If your partner is having an on-going affair with another (third) party, it is extremely unlikely that any progress can be made in traditional marital counseling. The reason is because your partner will be too emotionally unavailable. Their dependence is being invested elsewhere and some of the necessary emotional ingredients for feeding your relationship will be missing. Meanwhile, most people in your predicament will be building up feelings of shame, whether on a conscious or unconscious level. If your partner has never exhibited deceptive behavior prior to the affair, then restoration of the relationship may be possible with professional help and elimination of the other relationship. However, if your partner’s deceptive behavior has preceded the affair, then the prognosis for improving the relationship is grim. If the latter case applies to your relationship, stop here and go to our explanation of relationships involving intentional deception. Even if there has been no history of prior deception, do not assume that cessation of the affair and the passage of time will together heal the relationship. Trust is usually not restored by the mere passage of time. Under the best of circumstances, a lot of hard work is usually necessary to create a new level of intimacy and a new awareness in your partner for why they developed the affair the way they did.

 

INTERVENTION #1 (If the affair may still be on-going)

Set up an appointment to see a counselor by yourself. You can then further evaluate your options with professional help for gauging their likelihood of success. You may also want to pick up a book by Maggie Scarf titled Intimate Partners. It clarifies some of the possible emotional dynamics underlying many affairs.

 

INTERVENTION #2 (If the affair has definitely ceased)

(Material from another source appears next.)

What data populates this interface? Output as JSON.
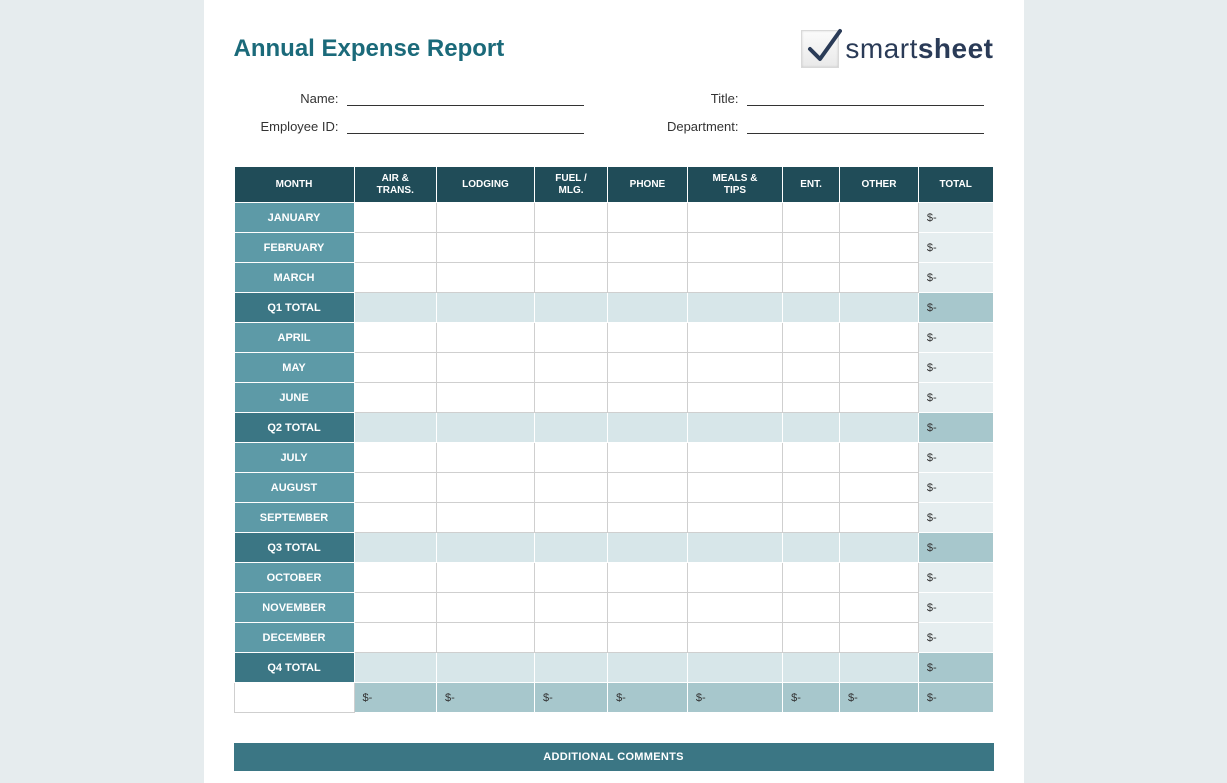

Talk with your partner and to determine their openness about the affair. If they are not defensive and seem to be be ready to reinvest in the relationship, then invite them to go together for a joint counseling session. If they are defensive and evasive, then arrange a counseling session for yourself alone. In the latter case, do not harass your partner to get them to go to counseling with you. You would probably only get their passive-aggressive compliance instead of full participation.